ACTIVITY: Give back all of the data verbatim.
[Opening DATA TO PROCESS section]
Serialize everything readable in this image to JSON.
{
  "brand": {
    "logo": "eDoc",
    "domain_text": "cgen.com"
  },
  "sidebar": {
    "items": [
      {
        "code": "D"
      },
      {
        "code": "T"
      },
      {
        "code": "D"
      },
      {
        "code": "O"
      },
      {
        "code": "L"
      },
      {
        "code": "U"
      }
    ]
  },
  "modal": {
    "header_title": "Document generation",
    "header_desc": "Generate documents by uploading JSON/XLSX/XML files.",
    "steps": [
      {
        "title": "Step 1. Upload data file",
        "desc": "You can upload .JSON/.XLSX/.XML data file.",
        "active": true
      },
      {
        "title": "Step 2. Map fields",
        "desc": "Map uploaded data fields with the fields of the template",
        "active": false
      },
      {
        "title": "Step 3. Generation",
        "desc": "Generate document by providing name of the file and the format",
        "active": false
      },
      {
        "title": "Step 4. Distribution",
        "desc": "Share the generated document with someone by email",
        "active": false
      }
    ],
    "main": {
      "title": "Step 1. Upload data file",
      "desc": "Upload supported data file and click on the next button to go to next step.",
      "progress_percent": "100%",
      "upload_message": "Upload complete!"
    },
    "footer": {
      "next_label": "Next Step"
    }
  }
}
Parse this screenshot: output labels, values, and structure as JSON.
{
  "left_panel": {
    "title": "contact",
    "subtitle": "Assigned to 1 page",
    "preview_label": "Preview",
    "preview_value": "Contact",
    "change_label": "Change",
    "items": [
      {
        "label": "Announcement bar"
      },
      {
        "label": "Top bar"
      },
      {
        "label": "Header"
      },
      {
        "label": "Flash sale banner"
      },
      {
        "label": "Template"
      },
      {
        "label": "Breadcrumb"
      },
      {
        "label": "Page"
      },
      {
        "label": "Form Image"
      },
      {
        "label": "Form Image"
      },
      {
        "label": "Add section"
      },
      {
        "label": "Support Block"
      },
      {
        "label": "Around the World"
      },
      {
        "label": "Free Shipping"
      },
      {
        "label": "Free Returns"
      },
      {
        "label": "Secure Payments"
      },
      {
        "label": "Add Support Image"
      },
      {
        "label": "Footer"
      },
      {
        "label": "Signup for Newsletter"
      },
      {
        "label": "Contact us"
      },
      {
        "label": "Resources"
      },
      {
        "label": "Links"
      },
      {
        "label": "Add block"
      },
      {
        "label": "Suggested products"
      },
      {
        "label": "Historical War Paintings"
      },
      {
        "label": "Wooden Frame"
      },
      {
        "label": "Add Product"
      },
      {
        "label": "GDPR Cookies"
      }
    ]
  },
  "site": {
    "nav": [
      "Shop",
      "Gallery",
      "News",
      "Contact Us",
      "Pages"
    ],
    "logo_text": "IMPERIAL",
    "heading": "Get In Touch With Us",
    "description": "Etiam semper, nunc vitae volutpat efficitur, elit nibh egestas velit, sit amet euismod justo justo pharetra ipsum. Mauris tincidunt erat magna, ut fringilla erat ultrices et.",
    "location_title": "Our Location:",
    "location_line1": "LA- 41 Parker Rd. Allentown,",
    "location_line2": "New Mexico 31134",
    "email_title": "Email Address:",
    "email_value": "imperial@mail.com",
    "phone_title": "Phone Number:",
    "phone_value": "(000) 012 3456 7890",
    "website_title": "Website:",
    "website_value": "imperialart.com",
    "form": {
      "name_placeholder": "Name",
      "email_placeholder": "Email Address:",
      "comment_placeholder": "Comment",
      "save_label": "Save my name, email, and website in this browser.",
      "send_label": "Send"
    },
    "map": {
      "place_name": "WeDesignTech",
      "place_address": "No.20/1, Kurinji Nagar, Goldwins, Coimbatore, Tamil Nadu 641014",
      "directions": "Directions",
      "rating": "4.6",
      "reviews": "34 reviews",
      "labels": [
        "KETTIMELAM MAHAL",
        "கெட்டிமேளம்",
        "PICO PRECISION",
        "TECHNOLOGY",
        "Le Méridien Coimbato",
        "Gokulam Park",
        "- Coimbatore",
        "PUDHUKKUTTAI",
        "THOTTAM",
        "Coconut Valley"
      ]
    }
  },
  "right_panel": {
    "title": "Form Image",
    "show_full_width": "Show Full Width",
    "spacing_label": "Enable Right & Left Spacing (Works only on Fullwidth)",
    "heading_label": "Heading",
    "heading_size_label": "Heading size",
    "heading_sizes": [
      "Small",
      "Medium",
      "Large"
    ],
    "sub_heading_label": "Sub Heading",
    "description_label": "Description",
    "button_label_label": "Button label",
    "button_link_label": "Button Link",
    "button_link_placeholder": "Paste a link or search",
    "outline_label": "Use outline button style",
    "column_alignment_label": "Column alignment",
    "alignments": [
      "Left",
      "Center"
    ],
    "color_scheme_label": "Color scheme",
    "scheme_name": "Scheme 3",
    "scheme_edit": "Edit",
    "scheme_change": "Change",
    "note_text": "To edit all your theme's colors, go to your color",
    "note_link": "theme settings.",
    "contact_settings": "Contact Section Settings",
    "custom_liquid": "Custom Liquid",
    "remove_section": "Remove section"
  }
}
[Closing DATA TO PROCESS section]
EXERCISE ANSWER:
Serialize everything readable in this image to JSON.
{
  "brand": {
    "logo": "eDoc",
    "domain_text": "cgen.com"
  },
  "sidebar": {
    "items": [
      {
        "code": "D"
      },
      {
        "code": "T"
      },
      {
        "code": "D"
      },
      {
        "code": "O"
      },
      {
        "code": "L"
      },
      {
        "code": "U"
      }
    ]
  },
  "modal": {
    "header_title": "Document generation",
    "header_desc": "Generate documents by uploading JSON/XLSX/XML files.",
    "steps": [
      {
        "title": "Step 1. Upload data file",
        "desc": "You can upload .JSON/.XLSX/.XML data file.",
        "active": true
      },
      {
        "title": "Step 2. Map fields",
        "desc": "Map uploaded data fields with the fields of the template",
        "active": false
      },
      {
        "title": "Step 3. Generation",
        "desc": "Generate document by providing name of the file and the format",
        "active": false
      },
      {
        "title": "Step 4. Distribution",
        "desc": "Share the generated document with someone by email",
        "active": false
      }
    ],
    "main": {
      "title": "Step 1. Upload data file",
      "desc": "Upload supported data file and click on the next button to go to next step.",
      "progress_percent": "100%",
      "upload_message": "Upload complete!"
    },
    "footer": {
      "next_label": "Next Step"
    }
  }
}
Parse this screenshot: output labels, values, and structure as JSON.
{
  "left_panel": {
    "title": "contact",
    "subtitle": "Assigned to 1 page",
    "preview_label": "Preview",
    "preview_value": "Contact",
    "change_label": "Change",
    "items": [
      {
        "label": "Announcement bar"
      },
      {
        "label": "Top bar"
      },
      {
        "label": "Header"
      },
      {
        "label": "Flash sale banner"
      },
      {
        "label": "Template"
      },
      {
        "label": "Breadcrumb"
      },
      {
        "label": "Page"
      },
      {
        "label": "Form Image"
      },
      {
        "label": "Form Image"
      },
      {
        "label": "Add section"
      },
      {
        "label": "Support Block"
      },
      {
        "label": "Around the World"
      },
      {
        "label": "Free Shipping"
      },
      {
        "label": "Free Returns"
      },
      {
        "label": "Secure Payments"
      },
      {
        "label": "Add Support Image"
      },
      {
        "label": "Footer"
      },
      {
        "label": "Signup for Newsletter"
      },
      {
        "label": "Contact us"
      },
      {
        "label": "Resources"
      },
      {
        "label": "Links"
      },
      {
        "label": "Add block"
      },
      {
        "label": "Suggested products"
      },
      {
        "label": "Historical War Paintings"
      },
      {
        "label": "Wooden Frame"
      },
      {
        "label": "Add Product"
      },
      {
        "label": "GDPR Cookies"
      }
    ]
  },
  "site": {
    "nav": [
      "Shop",
      "Gallery",
      "News",
      "Contact Us",
      "Pages"
    ],
    "logo_text": "IMPERIAL",
    "heading": "Get In Touch With Us",
    "description": "Etiam semper, nunc vitae volutpat efficitur, elit nibh egestas velit, sit amet euismod justo justo pharetra ipsum. Mauris tincidunt erat magna, ut fringilla erat ultrices et.",
    "location_title": "Our Location:",
    "location_line1": "LA- 41 Parker Rd. Allentown,",
    "location_line2": "New Mexico 31134",
    "email_title": "Email Address:",
    "email_value": "imperial@mail.com",
    "phone_title": "Phone Number:",
    "phone_value": "(000) 012 3456 7890",
    "website_title": "Website:",
    "website_value": "imperialart.com",
    "form": {
      "name_placeholder": "Name",
      "email_placeholder": "Email Address:",
      "comment_placeholder": "Comment",
      "save_label": "Save my name, email, and website in this browser.",
      "send_label": "Send"
    },
    "map": {
      "place_name": "WeDesignTech",
      "place_address": "No.20/1, Kurinji Nagar, Goldwins, Coimbatore, Tamil Nadu 641014",
      "directions": "Directions",
      "rating": "4.6",
      "reviews": "34 reviews",
      "labels": [
        "KETTIMELAM MAHAL",
        "கெட்டிமேளம்",
        "PICO PRECISION",
        "TECHNOLOGY",
        "Le Méridien Coimbato",
        "Gokulam Park",
        "- Coimbatore",
        "PUDHUKKUTTAI",
        "THOTTAM",
        "Coconut Valley"
      ]
    }
  },
  "right_panel": {
    "title": "Form Image",
    "show_full_width": "Show Full Width",
    "spacing_label": "Enable Right & Left Spacing (Works only on Fullwidth)",
    "heading_label": "Heading",
    "heading_size_label": "Heading size",
    "heading_sizes": [
      "Small",
      "Medium",
      "Large"
    ],
    "sub_heading_label": "Sub Heading",
    "description_label": "Description",
    "button_label_label": "Button label",
    "button_link_label": "Button Link",
    "button_link_placeholder": "Paste a link or search",
    "outline_label": "Use outline button style",
    "column_alignment_label": "Column alignment",
    "alignments": [
      "Left",
      "Center"
    ],
    "color_scheme_label": "Color scheme",
    "scheme_name": "Scheme 3",
    "scheme_edit": "Edit",
    "scheme_change": "Change",
    "note_text": "To edit all your theme's colors, go to your color",
    "note_link": "theme settings.",
    "contact_settings": "Contact Section Settings",
    "custom_liquid": "Custom Liquid",
    "remove_section": "Remove section"
  }
}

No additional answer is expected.